[Assignment]: One number is the expected answer: the count of lines in the material below containing the word "price".
----------------------------------------
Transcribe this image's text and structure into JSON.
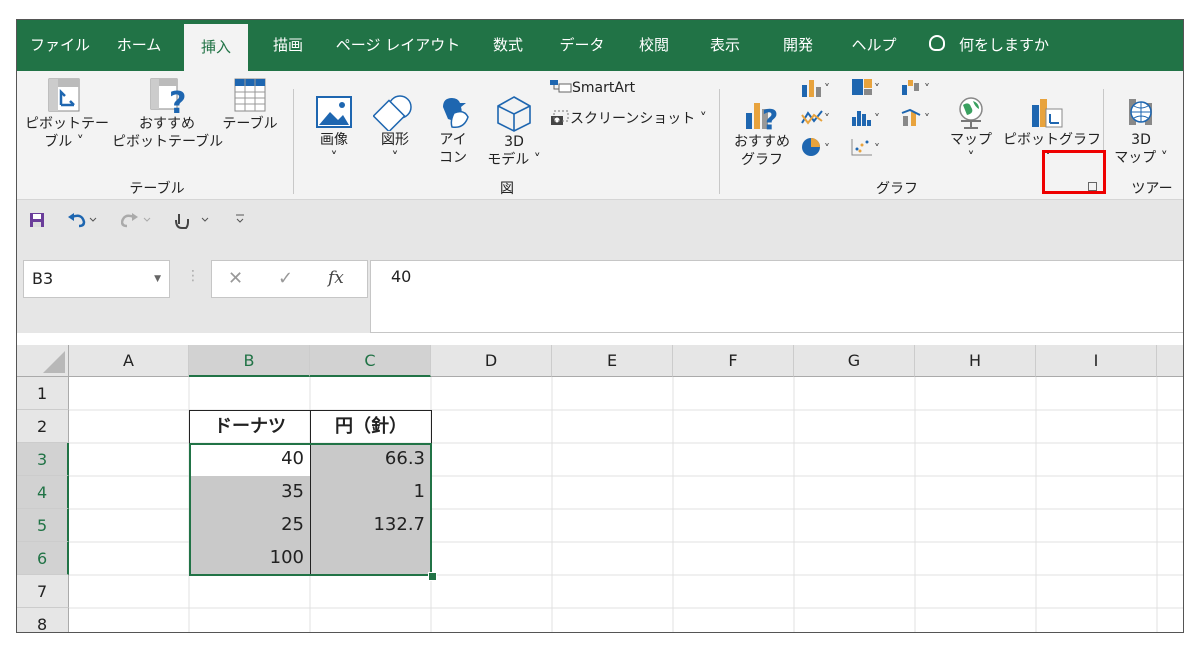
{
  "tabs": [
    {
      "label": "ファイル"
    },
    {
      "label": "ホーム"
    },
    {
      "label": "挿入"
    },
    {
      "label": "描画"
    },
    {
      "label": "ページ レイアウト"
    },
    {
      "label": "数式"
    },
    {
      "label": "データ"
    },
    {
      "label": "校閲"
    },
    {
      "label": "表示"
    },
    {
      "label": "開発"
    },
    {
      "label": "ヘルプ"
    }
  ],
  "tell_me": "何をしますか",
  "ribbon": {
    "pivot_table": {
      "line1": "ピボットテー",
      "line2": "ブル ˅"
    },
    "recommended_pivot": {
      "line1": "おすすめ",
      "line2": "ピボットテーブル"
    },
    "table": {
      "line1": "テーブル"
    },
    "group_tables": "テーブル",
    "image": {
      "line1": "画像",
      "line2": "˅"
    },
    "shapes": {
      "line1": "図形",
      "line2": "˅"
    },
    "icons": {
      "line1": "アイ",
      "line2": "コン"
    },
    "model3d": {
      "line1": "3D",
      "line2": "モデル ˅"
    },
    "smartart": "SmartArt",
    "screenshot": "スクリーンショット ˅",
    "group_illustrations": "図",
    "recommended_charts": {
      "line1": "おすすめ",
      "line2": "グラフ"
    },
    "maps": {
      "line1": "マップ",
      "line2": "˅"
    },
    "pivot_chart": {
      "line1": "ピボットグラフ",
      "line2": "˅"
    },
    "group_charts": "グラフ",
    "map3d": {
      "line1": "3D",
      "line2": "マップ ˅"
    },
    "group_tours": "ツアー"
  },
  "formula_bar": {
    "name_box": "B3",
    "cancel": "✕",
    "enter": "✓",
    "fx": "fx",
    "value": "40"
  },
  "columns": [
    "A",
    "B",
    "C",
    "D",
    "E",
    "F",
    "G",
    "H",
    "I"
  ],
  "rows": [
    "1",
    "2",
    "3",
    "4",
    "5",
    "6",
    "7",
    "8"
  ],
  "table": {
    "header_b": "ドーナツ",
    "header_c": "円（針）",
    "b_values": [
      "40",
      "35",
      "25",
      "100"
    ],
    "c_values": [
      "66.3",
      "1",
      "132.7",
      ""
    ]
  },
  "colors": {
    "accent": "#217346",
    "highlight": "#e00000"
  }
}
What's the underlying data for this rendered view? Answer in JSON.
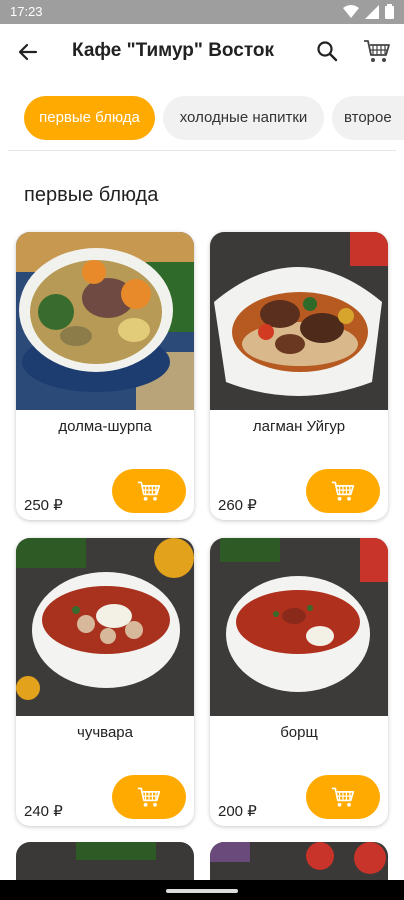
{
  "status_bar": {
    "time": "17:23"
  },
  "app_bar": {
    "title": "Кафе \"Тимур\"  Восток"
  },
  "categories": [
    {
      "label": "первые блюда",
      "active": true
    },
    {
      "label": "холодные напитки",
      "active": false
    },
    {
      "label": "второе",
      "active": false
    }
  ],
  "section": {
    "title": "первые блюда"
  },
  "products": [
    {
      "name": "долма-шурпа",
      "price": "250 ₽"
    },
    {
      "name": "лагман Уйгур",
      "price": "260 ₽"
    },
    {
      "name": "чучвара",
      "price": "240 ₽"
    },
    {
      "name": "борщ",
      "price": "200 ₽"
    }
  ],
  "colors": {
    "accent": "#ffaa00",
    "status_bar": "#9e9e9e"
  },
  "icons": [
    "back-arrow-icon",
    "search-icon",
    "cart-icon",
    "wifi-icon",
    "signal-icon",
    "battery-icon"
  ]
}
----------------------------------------
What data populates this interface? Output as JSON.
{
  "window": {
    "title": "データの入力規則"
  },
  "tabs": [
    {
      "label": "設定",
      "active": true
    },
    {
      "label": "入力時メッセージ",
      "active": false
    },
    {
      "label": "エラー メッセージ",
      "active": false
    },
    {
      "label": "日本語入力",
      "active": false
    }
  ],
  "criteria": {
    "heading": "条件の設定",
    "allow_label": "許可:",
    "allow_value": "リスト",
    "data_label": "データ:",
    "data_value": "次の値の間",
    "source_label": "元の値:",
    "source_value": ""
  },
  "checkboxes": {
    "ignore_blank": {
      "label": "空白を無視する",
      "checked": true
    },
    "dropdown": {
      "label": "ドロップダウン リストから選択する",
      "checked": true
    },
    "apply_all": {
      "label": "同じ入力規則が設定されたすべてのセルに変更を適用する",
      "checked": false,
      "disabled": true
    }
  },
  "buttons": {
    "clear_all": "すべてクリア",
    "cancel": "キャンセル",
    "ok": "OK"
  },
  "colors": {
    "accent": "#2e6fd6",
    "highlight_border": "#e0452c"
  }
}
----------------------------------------
[Exercise output]: 4